Topeka ? Kris Kobach, the Republican candidate for Kansas secretary of state who helped Arizona legislators approve controversial immigration law, said Wednesday he is working with those legislators on another controversial proposal — this one aimed at denying automatic citizenship in that state to children born in the country to parents who are illegal immigrants.
Kobach said he has worked on the so-called “birthright citizenship” issue over the past month with Arizona state Sen. Russell Pearce, a Republican.
Under the 14th Amendment to the U.S. Constitution, children born in the U.S. are guaranteed citizenship. But Kobach said the 14th Amendment, written following the Civil War, was directed at guaranteeing citizenship to freed slaves.
Kobach said he, Pearce and others are exploring ways that states could change that law without amending the Constitution. Kobach is an attorney and former law professor.
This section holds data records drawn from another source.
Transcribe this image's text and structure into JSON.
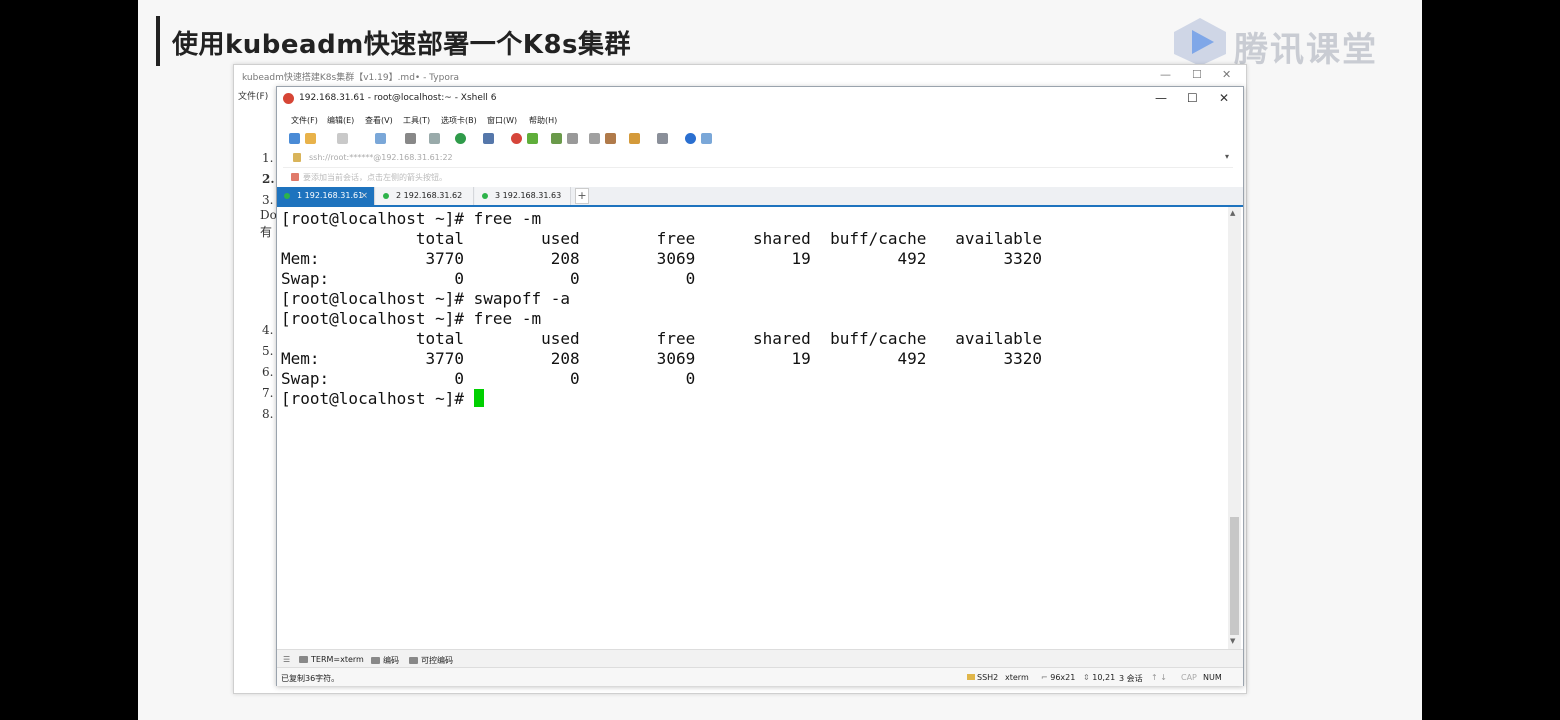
{
  "slide": {
    "title": "使用kubeadm快速部署一个K8s集群",
    "logo_text": "腾讯课堂"
  },
  "typora": {
    "title": "kubeadm快速搭建K8s集群【v1.19】.md• - Typora",
    "menu_file": "文件(F)",
    "outline": [
      "1.",
      "2.",
      "3.",
      "Do",
      "有",
      "4.",
      "5.",
      "6.",
      "7.",
      "8."
    ]
  },
  "xshell": {
    "title": "192.168.31.61 - root@localhost:~ - Xshell 6",
    "menu": [
      "文件(F)",
      "编辑(E)",
      "查看(V)",
      "工具(T)",
      "选项卡(B)",
      "窗口(W)",
      "帮助(H)"
    ],
    "address": "ssh://root:******@192.168.31.61:22",
    "hint": "要添加当前会话，点击左侧的箭头按钮。",
    "tabs": [
      {
        "label": "1 192.168.31.61",
        "active": true
      },
      {
        "label": "2 192.168.31.62",
        "active": false
      },
      {
        "label": "3 192.168.31.63",
        "active": false
      }
    ],
    "tab_add": "+",
    "terminal_lines": [
      "[root@localhost ~]# free -m",
      "              total        used        free      shared  buff/cache   available",
      "Mem:           3770         208        3069          19         492        3320",
      "Swap:             0           0           0",
      "[root@localhost ~]# swapoff -a",
      "[root@localhost ~]# free -m",
      "              total        used        free      shared  buff/cache   available",
      "Mem:           3770         208        3069          19         492        3320",
      "Swap:             0           0           0",
      "[root@localhost ~]# "
    ],
    "compose_bar": {
      "term": "TERM=xterm",
      "encoding": "编码",
      "controllable_encoding": "可控编码"
    },
    "status_bar": {
      "message": "已复制36字符。",
      "protocol": "SSH2",
      "term_type": "xterm",
      "size": "96x21",
      "cursor_pos": "10,21",
      "sessions": "3 会话",
      "cap": "CAP",
      "num": "NUM"
    }
  }
}
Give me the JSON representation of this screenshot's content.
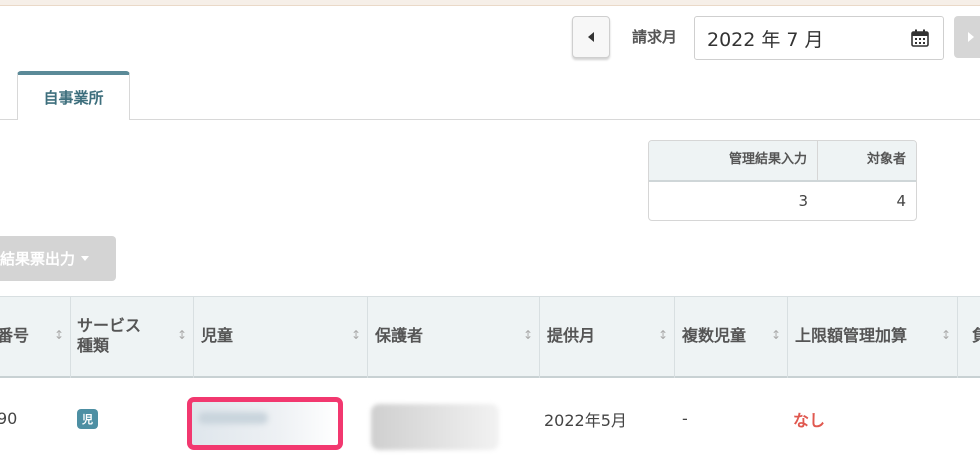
{
  "header": {
    "month_label": "請求月",
    "month_value": "2022 年 7 月"
  },
  "tabs": [
    {
      "label": "自事業所"
    }
  ],
  "summary": {
    "headers": [
      "管理結果入力",
      "対象者"
    ],
    "values": [
      "3",
      "4"
    ]
  },
  "export_button": {
    "label": "結果票出力"
  },
  "table": {
    "columns": [
      "番号",
      "サービス\n種類",
      "児童",
      "保護者",
      "提供月",
      "複数児童",
      "上限額管理加算",
      "負"
    ],
    "rows": [
      {
        "number": "90",
        "service_badge": "児",
        "provision_month": "2022年5月",
        "multiple_children": "-",
        "upper_limit_addition": "なし"
      }
    ]
  },
  "colors": {
    "accent": "#4d8fa3",
    "tab_border": "#5b8a98",
    "highlight": "#f2386f",
    "warning_text": "#e0584f"
  },
  "icons": [
    "caret-left-icon",
    "calendar-icon",
    "caret-right-icon",
    "sort-icon",
    "dropdown-caret-icon"
  ]
}
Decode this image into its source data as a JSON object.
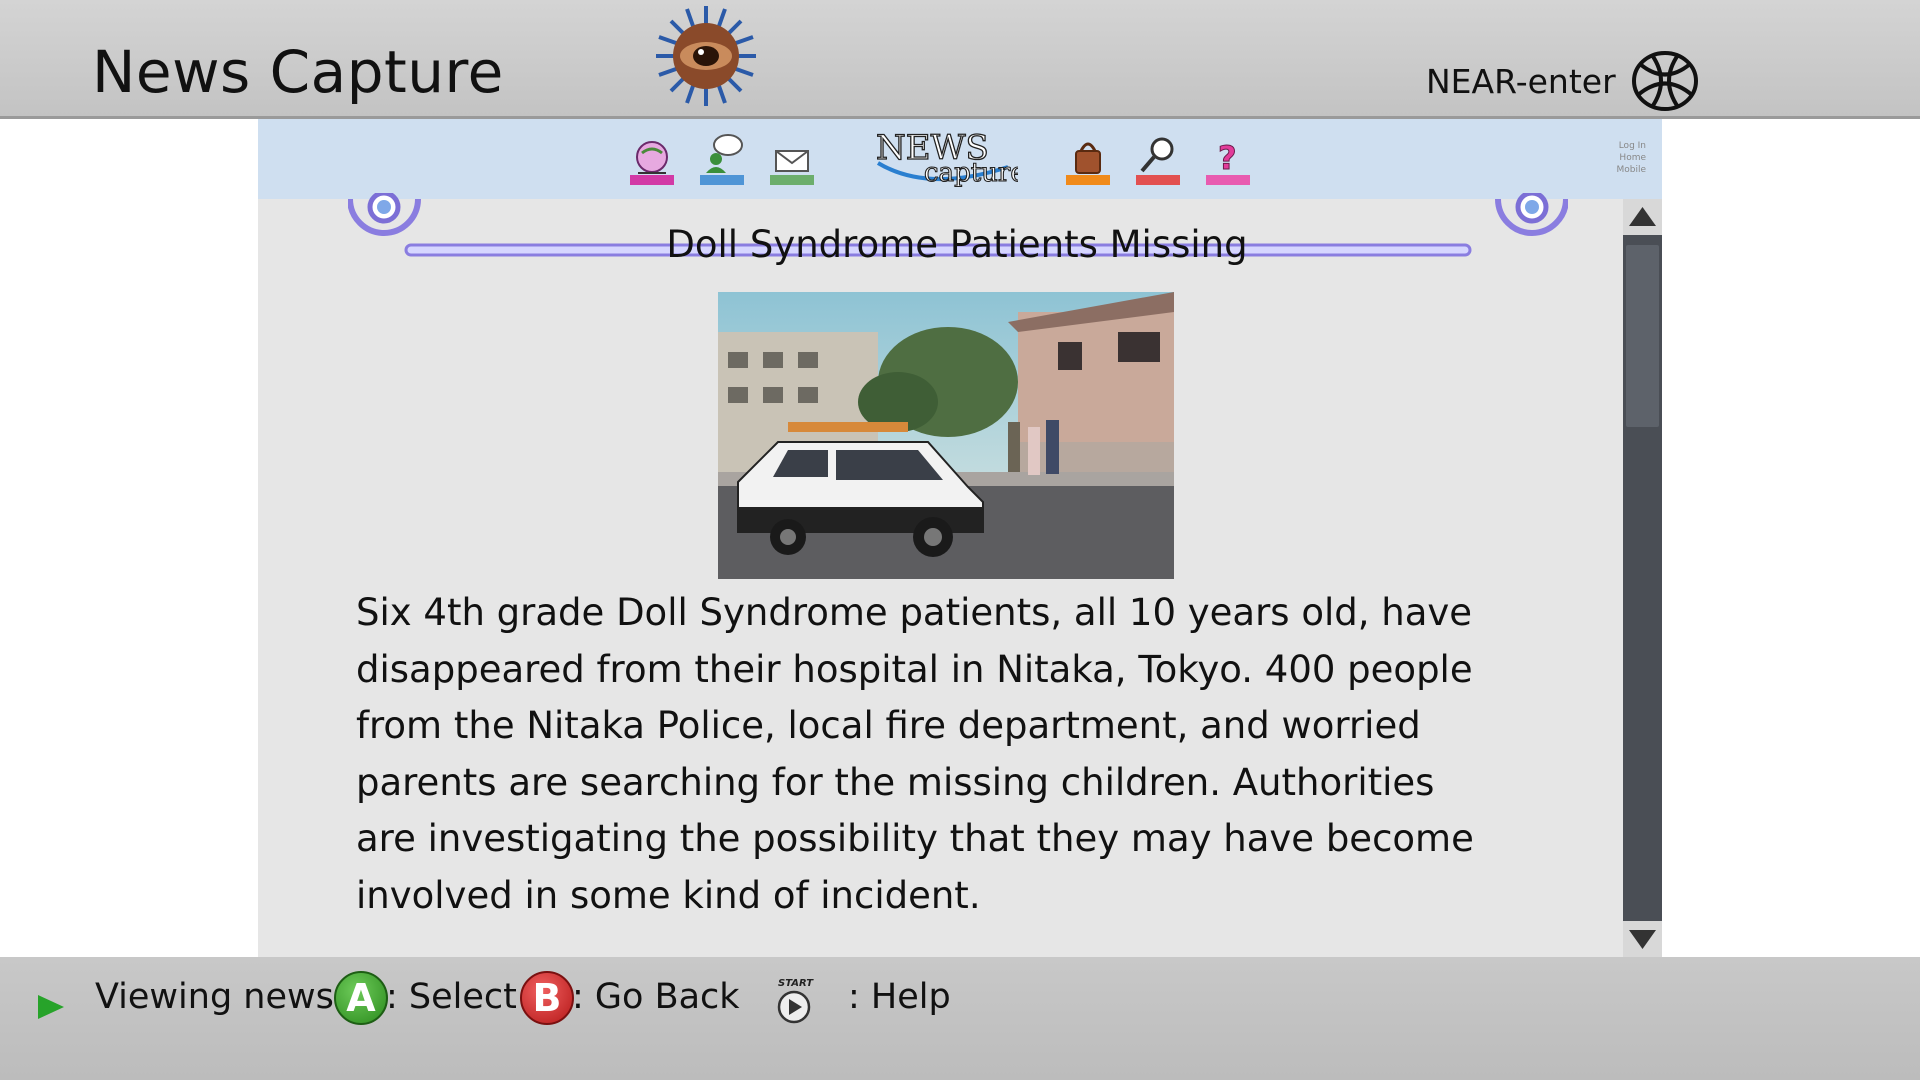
{
  "header": {
    "app_title": "News Capture",
    "network_label": "NEAR-enter",
    "logo_icon": "eye-logo-icon",
    "globe_icon": "globe-icon"
  },
  "navbar": {
    "icons": [
      "home-globe-icon",
      "chat-user-icon",
      "mail-icon",
      "shopping-bag-icon",
      "search-icon",
      "help-icon"
    ],
    "logo_text_top": "NEWS",
    "logo_text_bottom": "capture",
    "links": [
      "Log In",
      "Home",
      "Mobile"
    ]
  },
  "article": {
    "title": "Doll Syndrome Patients Missing",
    "body": "Six 4th grade Doll Syndrome patients, all 10 years old, have disappeared from their hospital in Nitaka, Tokyo. 400 people from the Nitaka Police, local fire department, and worried parents are searching for the missing children. Authorities are investigating the possibility that they may have become involved in some kind of incident."
  },
  "status_bar": {
    "message": "Viewing news.",
    "a_button": "A",
    "a_label": ": Select",
    "b_button": "B",
    "b_label": ": Go Back",
    "start_label": "START",
    "help_label": ": Help"
  },
  "colors": {
    "navbar_bg": "#cfdff0",
    "content_bg": "#e6e6e6",
    "title_ring": "#7c6fd6",
    "scrollbar": "#4a4e55"
  }
}
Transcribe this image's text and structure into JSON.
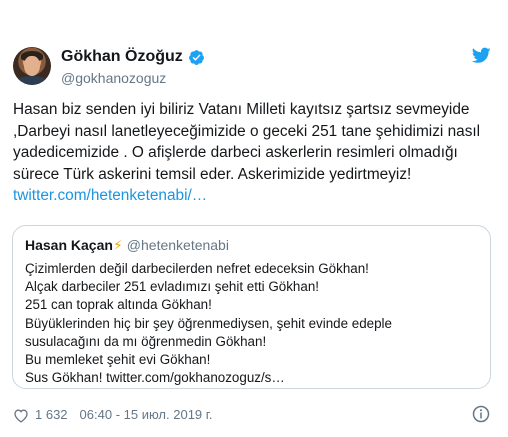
{
  "author": {
    "name": "Gökhan Özoğuz",
    "handle": "@gokhanozoguz"
  },
  "tweet": {
    "text": "Hasan biz senden iyi biliriz Vatanı Milleti kayıtsız şartsız sevmeyide ,Darbeyi nasıl lanetleyeceğimizide o geceki 251 tane şehidimizi nasıl yadedicemizide . O afişlerde darbeci askerlerin resimleri olmadığı sürece Türk askerini temsil eder. Askerimizide yedirtmeyiz! ",
    "link": "twitter.com/hetenketenabi/…"
  },
  "quoted": {
    "name": "Hasan Kaçan",
    "emoji": "⚡",
    "handle": "@hetenketenabi",
    "lines": [
      "Çizimlerden değil darbecilerden nefret edeceksin Gökhan!",
      "Alçak darbeciler 251 evladımızı şehit etti Gökhan!",
      "251 can toprak altında Gökhan!",
      "Büyüklerinden hiç bir şey öğrenmediysen, şehit evinde edeple",
      "susulacağını da mı öğrenmedin Gökhan!",
      "Bu memleket şehit evi Gökhan!",
      "Sus Gökhan! twitter.com/gokhanozoguz/s…"
    ]
  },
  "footer": {
    "likes": "1 632",
    "timestamp": "06:40 - 15 июл. 2019 г."
  },
  "colors": {
    "accent": "#1da1f2",
    "link": "#1b95e0",
    "muted": "#657786"
  },
  "icons": {
    "verified": "verified-badge-icon",
    "bird": "twitter-bird-icon",
    "heart": "heart-icon",
    "info": "info-icon"
  }
}
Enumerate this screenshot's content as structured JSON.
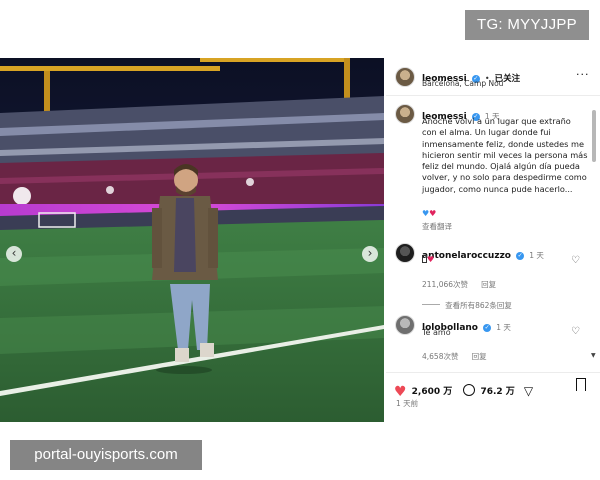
{
  "watermarks": {
    "top": "TG: MYYJJPP",
    "bottom": "portal-ouyisports.com"
  },
  "photo": {
    "description_icon": "stadium-photo",
    "prev_icon": "‹",
    "next_icon": "›"
  },
  "post": {
    "author": "leomessi",
    "verified_icon": "✓",
    "separator": "•",
    "follow_label": "已关注",
    "location": "Barcelona, Camp Nou",
    "more_icon": "···"
  },
  "caption": {
    "author": "leomessi",
    "time": "1 天",
    "text": "Anoche volví a un lugar que extraño con el alma. Un lugar donde fui inmensamente feliz, donde ustedes me hicieron sentir mil veces la persona más feliz del mundo. Ojalá algún día pueda volver, y no solo para despedirme como jugador, como nunca pude hacerlo...",
    "emoji": "♥ ♥",
    "translate_label": "查看翻译"
  },
  "comments": [
    {
      "user": "antonelaroccuzzo",
      "time": "1 天",
      "text": "♥",
      "likes": "211,066次赞",
      "reply_label": "回复",
      "view_replies": "查看所有862条回复"
    },
    {
      "user": "lolobollano",
      "time": "1 天",
      "text": "Te amo",
      "likes": "4,658次赞",
      "reply_label": "回复"
    }
  ],
  "actions": {
    "likes": "2,600 万",
    "comments": "76.2 万",
    "posted": "1 天前"
  },
  "colors": {
    "accent_blue": "#3897f0",
    "like_red": "#ed4956"
  }
}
Supporters of changing “birthright citizenship” say it would stop immigrants from coming to the U.S. illegally to have children who would be automatically U.S. citizens.
Kobach helped write Arizona’s SB 1070, which requires local law enforcement to check citizenship status of people suspected of being in the country illegally. He has also represented several cities in efforts to pass local ordinances against illegal immigration.
Kobach’s comments about the birthright citizenship issue came in response to questions at a news conference in which he announced that if elected secretary of state he would use the office to increase civic education.
He said he plans to do this by enhancing the secretary of state’s website to include teaching tools on the U.S. and Kansas constitutions, traveling the state to speak about the constitutional issues, and holding an annual youth summit where students could observe and interact with members of the Legislature.
He also said he would enhance the secretary of state’s website to be a one-stop service for people to report allegations of voter fraud. He also wants to expand the office’s role in prosecuting voter fraud.
Kobach’s opponent, Democratic Secretary of State Chris Biggs issued a statement, saying, “The real fraud is the continued and dishonest insistence that Kansas elections aren’t secure. Our election process is fair and secure, and every eligible citizen who has the right to vote is able to do so. There is no need to radically reinvent the role of the Secretary of State; this office must remain free of partisanship and focused on real issues that affect Kansans.”